◆ TASK STATEMENT: The output should be every line below that includes the word "visible".

◆ EXTRACTED ENTRIES:
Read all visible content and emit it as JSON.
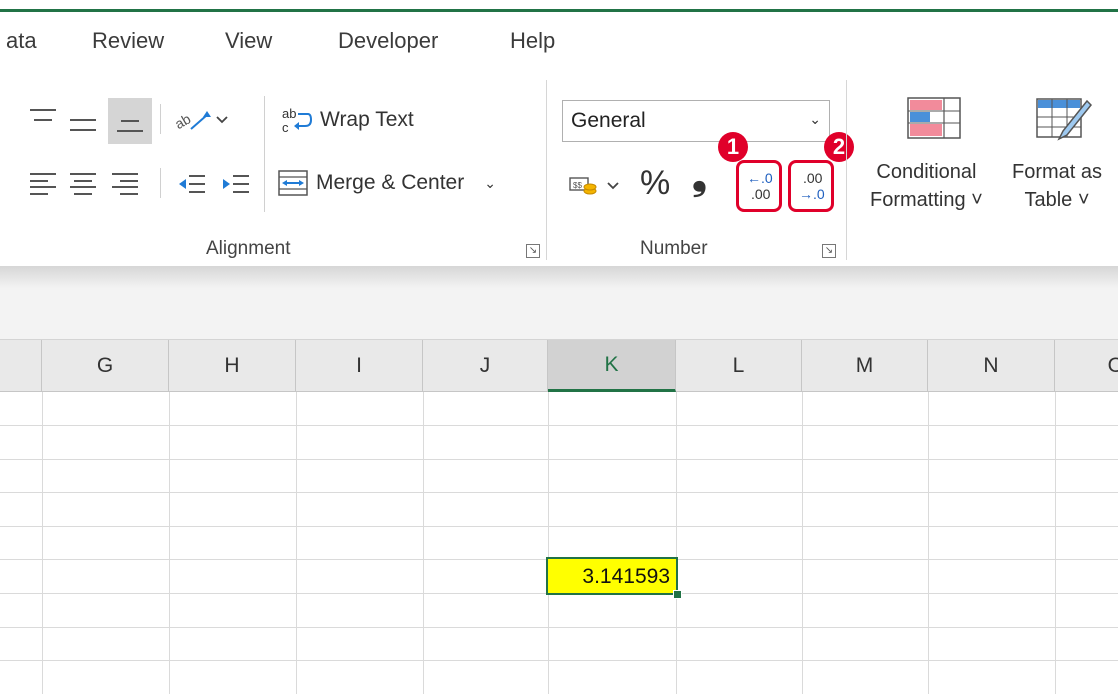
{
  "menu": {
    "items": [
      "ata",
      "Review",
      "View",
      "Developer",
      "Help"
    ]
  },
  "alignment": {
    "wrap_text_label": "Wrap Text",
    "merge_center_label": "Merge & Center",
    "group_label": "Alignment"
  },
  "number": {
    "format_value": "General",
    "percent_symbol": "%",
    "comma_symbol": "❟",
    "decrease_decimal": {
      "badge": "1",
      "top": "←.0",
      "bottom": ".00"
    },
    "increase_decimal": {
      "badge": "2",
      "top": ".00",
      "bottom": "→.0"
    },
    "group_label": "Number"
  },
  "styles": {
    "conditional_formatting_line1": "Conditional",
    "conditional_formatting_line2": "Formatting ˅",
    "format_as_table_line1": "Format as",
    "format_as_table_line2": "Table ˅"
  },
  "columns": [
    "G",
    "H",
    "I",
    "J",
    "K",
    "L",
    "M",
    "N",
    "O"
  ],
  "active_column": "K",
  "active_cell_value": "3.141593",
  "colors": {
    "excel_green": "#217346",
    "highlight": "#ffff00",
    "callout_red": "#e0002a"
  }
}
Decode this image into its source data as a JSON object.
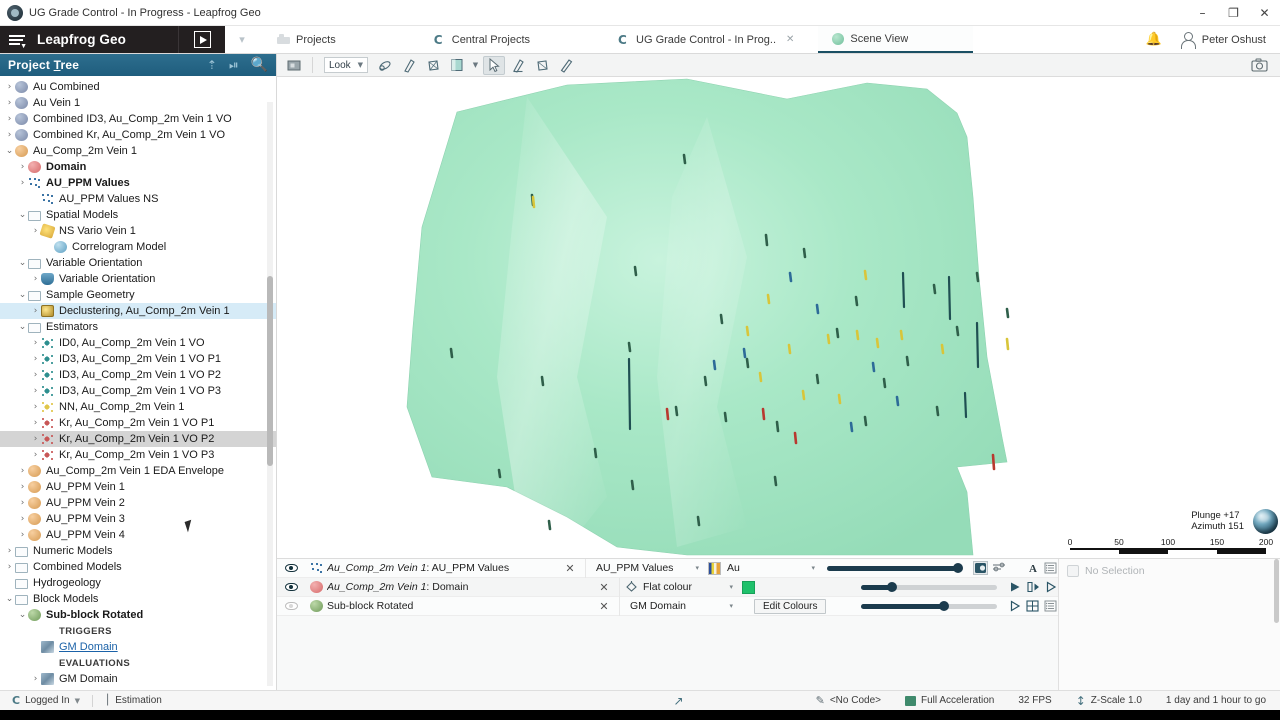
{
  "window": {
    "title": "UG Grade Control - In Progress - Leapfrog Geo",
    "app_icon": "leapfrog-logo-icon",
    "minimize": "–",
    "maximize": "❐",
    "close": "✕"
  },
  "header": {
    "brand": "Leapfrog Geo",
    "menu_icon": "hamburger-menu-icon",
    "play_icon": "play-icon",
    "chevron_icon": "▼",
    "notifications_icon": "✉",
    "user_name": "Peter Oshust",
    "user_icon": "user-avatar-icon",
    "tabs": [
      {
        "label": "Projects",
        "icon": "projects-icon",
        "active": false,
        "closable": false
      },
      {
        "label": "Central Projects",
        "icon": "central-icon",
        "active": false,
        "closable": false
      },
      {
        "label": "UG Grade Control - In Prog..",
        "icon": "central-icon",
        "active": false,
        "closable": true
      },
      {
        "label": "Scene View",
        "icon": "scene-sphere-icon",
        "active": true,
        "closable": false
      }
    ]
  },
  "project_tree": {
    "title_pre": "Project ",
    "title_underline": "T",
    "title_post": "ree",
    "icons": [
      "upload-icon",
      "pause-icon",
      "search-icon"
    ],
    "items": [
      {
        "label": "Au Combined",
        "depth": 1,
        "arrow": "›",
        "icon": "ic-sphere",
        "state": ""
      },
      {
        "label": "Au Vein 1",
        "depth": 1,
        "arrow": "›",
        "icon": "ic-sphere",
        "state": ""
      },
      {
        "label": "Combined ID3, Au_Comp_2m Vein 1 VO",
        "depth": 1,
        "arrow": "›",
        "icon": "ic-sphere",
        "state": ""
      },
      {
        "label": "Combined Kr, Au_Comp_2m Vein 1 VO",
        "depth": 1,
        "arrow": "›",
        "icon": "ic-sphere",
        "state": ""
      },
      {
        "label": "Au_Comp_2m Vein 1",
        "depth": 1,
        "arrow": "⌄",
        "icon": "ic-meshO",
        "state": ""
      },
      {
        "label": "Domain",
        "depth": 2,
        "arrow": "›",
        "icon": "ic-mesh",
        "state": "bold"
      },
      {
        "label": "AU_PPM Values",
        "depth": 2,
        "arrow": "›",
        "icon": "ic-pts",
        "state": "bold"
      },
      {
        "label": "AU_PPM Values NS",
        "depth": 3,
        "arrow": "",
        "icon": "ic-pts",
        "state": ""
      },
      {
        "label": "Spatial Models",
        "depth": 2,
        "arrow": "⌄",
        "icon": "ic-folder",
        "state": ""
      },
      {
        "label": "NS Vario Vein 1",
        "depth": 3,
        "arrow": "›",
        "icon": "ic-vario",
        "state": ""
      },
      {
        "label": "Correlogram Model",
        "depth": 4,
        "arrow": "",
        "icon": "ic-correl",
        "state": ""
      },
      {
        "label": "Variable Orientation",
        "depth": 2,
        "arrow": "⌄",
        "icon": "ic-folder",
        "state": ""
      },
      {
        "label": "Variable Orientation",
        "depth": 3,
        "arrow": "›",
        "icon": "ic-vo",
        "state": ""
      },
      {
        "label": "Sample Geometry",
        "depth": 2,
        "arrow": "⌄",
        "icon": "ic-folder",
        "state": ""
      },
      {
        "label": "Declustering, Au_Comp_2m Vein 1",
        "depth": 3,
        "arrow": "›",
        "icon": "ic-decl",
        "state": "sel"
      },
      {
        "label": "Estimators",
        "depth": 2,
        "arrow": "⌄",
        "icon": "ic-folder",
        "state": ""
      },
      {
        "label": "ID0, Au_Comp_2m Vein 1 VO",
        "depth": 3,
        "arrow": "›",
        "icon": "ic-est",
        "state": ""
      },
      {
        "label": "ID3, Au_Comp_2m Vein 1 VO P1",
        "depth": 3,
        "arrow": "›",
        "icon": "ic-est",
        "state": ""
      },
      {
        "label": "ID3, Au_Comp_2m Vein 1 VO P2",
        "depth": 3,
        "arrow": "›",
        "icon": "ic-est",
        "state": ""
      },
      {
        "label": "ID3, Au_Comp_2m Vein 1 VO P3",
        "depth": 3,
        "arrow": "›",
        "icon": "ic-est",
        "state": ""
      },
      {
        "label": "NN, Au_Comp_2m Vein 1",
        "depth": 3,
        "arrow": "›",
        "icon": "ic-nn",
        "state": ""
      },
      {
        "label": "Kr, Au_Comp_2m Vein 1 VO P1",
        "depth": 3,
        "arrow": "›",
        "icon": "ic-kr",
        "state": ""
      },
      {
        "label": "Kr, Au_Comp_2m Vein 1 VO P2",
        "depth": 3,
        "arrow": "›",
        "icon": "ic-kr",
        "state": "hover"
      },
      {
        "label": "Kr, Au_Comp_2m Vein 1 VO P3",
        "depth": 3,
        "arrow": "›",
        "icon": "ic-kr",
        "state": ""
      },
      {
        "label": "Au_Comp_2m Vein 1 EDA Envelope",
        "depth": 2,
        "arrow": "›",
        "icon": "ic-meshO",
        "state": ""
      },
      {
        "label": "AU_PPM Vein 1",
        "depth": 2,
        "arrow": "›",
        "icon": "ic-meshO",
        "state": ""
      },
      {
        "label": "AU_PPM Vein 2",
        "depth": 2,
        "arrow": "›",
        "icon": "ic-meshO",
        "state": ""
      },
      {
        "label": "AU_PPM Vein 3",
        "depth": 2,
        "arrow": "›",
        "icon": "ic-meshO",
        "state": ""
      },
      {
        "label": "AU_PPM Vein 4",
        "depth": 2,
        "arrow": "›",
        "icon": "ic-meshO",
        "state": ""
      },
      {
        "label": "Numeric Models",
        "depth": 1,
        "arrow": "›",
        "icon": "ic-folder",
        "state": ""
      },
      {
        "label": "Combined Models",
        "depth": 1,
        "arrow": "›",
        "icon": "ic-folder",
        "state": ""
      },
      {
        "label": "Hydrogeology",
        "depth": 1,
        "arrow": "",
        "icon": "ic-folder",
        "state": ""
      },
      {
        "label": "Block Models",
        "depth": 1,
        "arrow": "⌄",
        "icon": "ic-folder",
        "state": ""
      },
      {
        "label": "Sub-block Rotated",
        "depth": 2,
        "arrow": "⌄",
        "icon": "ic-block",
        "state": "bold"
      },
      {
        "label": "TRIGGERS",
        "depth": 3,
        "arrow": "",
        "icon": "none",
        "state": "caps"
      },
      {
        "label": "GM Domain",
        "depth": 3,
        "arrow": "",
        "icon": "ic-gmdom",
        "state": "link"
      },
      {
        "label": "EVALUATIONS",
        "depth": 3,
        "arrow": "",
        "icon": "none",
        "state": "caps"
      },
      {
        "label": "GM Domain",
        "depth": 3,
        "arrow": "›",
        "icon": "ic-gmdom",
        "state": ""
      }
    ]
  },
  "scene_toolbar": {
    "buttons": [
      {
        "name": "scene-settings-icon",
        "glyph": "▤"
      },
      {
        "name": "look-direction-select",
        "label": "Look",
        "caret": "▾"
      },
      {
        "name": "orbit-icon",
        "glyph": "⟳"
      },
      {
        "name": "pan-icon",
        "glyph": "⬌"
      },
      {
        "name": "zoom-box-icon",
        "glyph": "⧉"
      },
      {
        "name": "clipping-plane-icon",
        "glyph": "▧"
      },
      {
        "name": "clipping-dropdown-icon",
        "glyph": "▾"
      },
      {
        "name": "select-pointer-icon",
        "glyph": "➤"
      },
      {
        "name": "draw-polyline-icon",
        "glyph": "✐"
      },
      {
        "name": "draw-polygon-icon",
        "glyph": "⬠"
      },
      {
        "name": "measure-icon",
        "glyph": "╱"
      }
    ],
    "camera_icon": "camera-snapshot-icon"
  },
  "viewport": {
    "plunge": "Plunge +17",
    "azimuth": "Azimuth 151",
    "orientation_globe": "orientation-globe-icon",
    "scale_labels": [
      "0",
      "50",
      "100",
      "150",
      "200"
    ]
  },
  "shape_list": {
    "rows": [
      {
        "visible": true,
        "object_italic": "Au_Comp_2m Vein 1",
        "object_plain": ": AU_PPM Values",
        "object_icon": "points-icon",
        "remove": "✕",
        "attribute": "AU_PPM Values",
        "attribute_icon": "points-icon",
        "attribute_caret": "▾",
        "colour_kind": "ramp",
        "colour_label": "Au",
        "colour_caret": "▾",
        "slider_pct": 96,
        "tools": [
          "legend-box-icon",
          "filter-icon",
          "text-label-icon",
          "list-icon"
        ]
      },
      {
        "visible": true,
        "object_italic": "Au_Comp_2m Vein 1",
        "object_plain": ": Domain",
        "object_icon": "mesh-icon",
        "remove": "✕",
        "attribute": "Flat colour",
        "attribute_icon": "paint-bucket-icon",
        "attribute_caret": "▾",
        "colour_kind": "flat",
        "colour_label": "",
        "colour_caret": "",
        "slider_pct": 23,
        "tools": [
          "play-triangle-icon",
          "flip-icon",
          "outline-triangle-icon"
        ]
      },
      {
        "visible": false,
        "object_italic": "",
        "object_plain": "Sub-block Rotated",
        "object_icon": "block-model-icon",
        "remove": "✕",
        "attribute": "GM Domain",
        "attribute_icon": "gm-domain-icon",
        "attribute_caret": "▾",
        "colour_kind": "edit",
        "colour_label": "Edit Colours",
        "colour_caret": "",
        "slider_pct": 61,
        "tools": [
          "outline-triangle-icon",
          "grid-icon",
          "list-icon"
        ]
      }
    ],
    "no_selection": "No Selection",
    "no_selection_icon": "selection-icon"
  },
  "status_bar": {
    "login_icon": "central-connect-icon",
    "login_text": "Logged In",
    "login_caret": "▾",
    "workflow_icon": "workflow-icon",
    "workflow_text": "Estimation",
    "axes_icon": "axes-icon",
    "code_icon": "pencil-icon",
    "code_text": "<No Code>",
    "acceleration_icon": "acceleration-icon",
    "acceleration_text": "Full Acceleration",
    "fps_text": "32 FPS",
    "zscale_icon": "zscale-icon",
    "zscale_text": "Z-Scale 1.0",
    "expiry_text": "1 day and 1 hour to go"
  },
  "colors": {
    "brand_dark": "#231f20",
    "tree_header": "#235f80",
    "tab_active_underline": "#1a4f63",
    "surface_green": "#9fe3c0",
    "selection_blue": "#d6ebf7",
    "slider_dark": "#1b3b4d"
  }
}
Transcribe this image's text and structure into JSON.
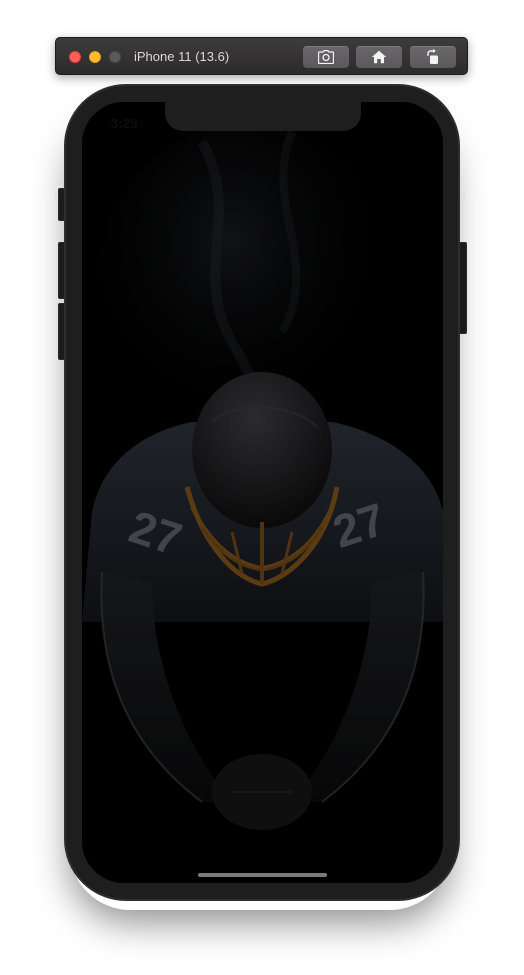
{
  "simulator": {
    "device_title": "iPhone 11 (13.6)",
    "buttons": [
      {
        "name": "screenshot",
        "icon": "camera-icon"
      },
      {
        "name": "home",
        "icon": "home-icon"
      },
      {
        "name": "rotate",
        "icon": "rotate-icon"
      }
    ],
    "traffic_lights": {
      "close": "#fe5f57",
      "minimize": "#febc2e",
      "maximize": "#5b5a5b"
    }
  },
  "status_bar": {
    "time": "3:29"
  },
  "background": {
    "jersey_number": "27",
    "colors": {
      "screen": "#000000",
      "jersey": "#262b33",
      "helmet": "#2a2a2c",
      "facemask": "#8a5a1c"
    }
  }
}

◆ THE COMPLETED TASK:
Read all visible content and emit it as JSON.
        "visible": true,
        "visible": true,
        "visible": false,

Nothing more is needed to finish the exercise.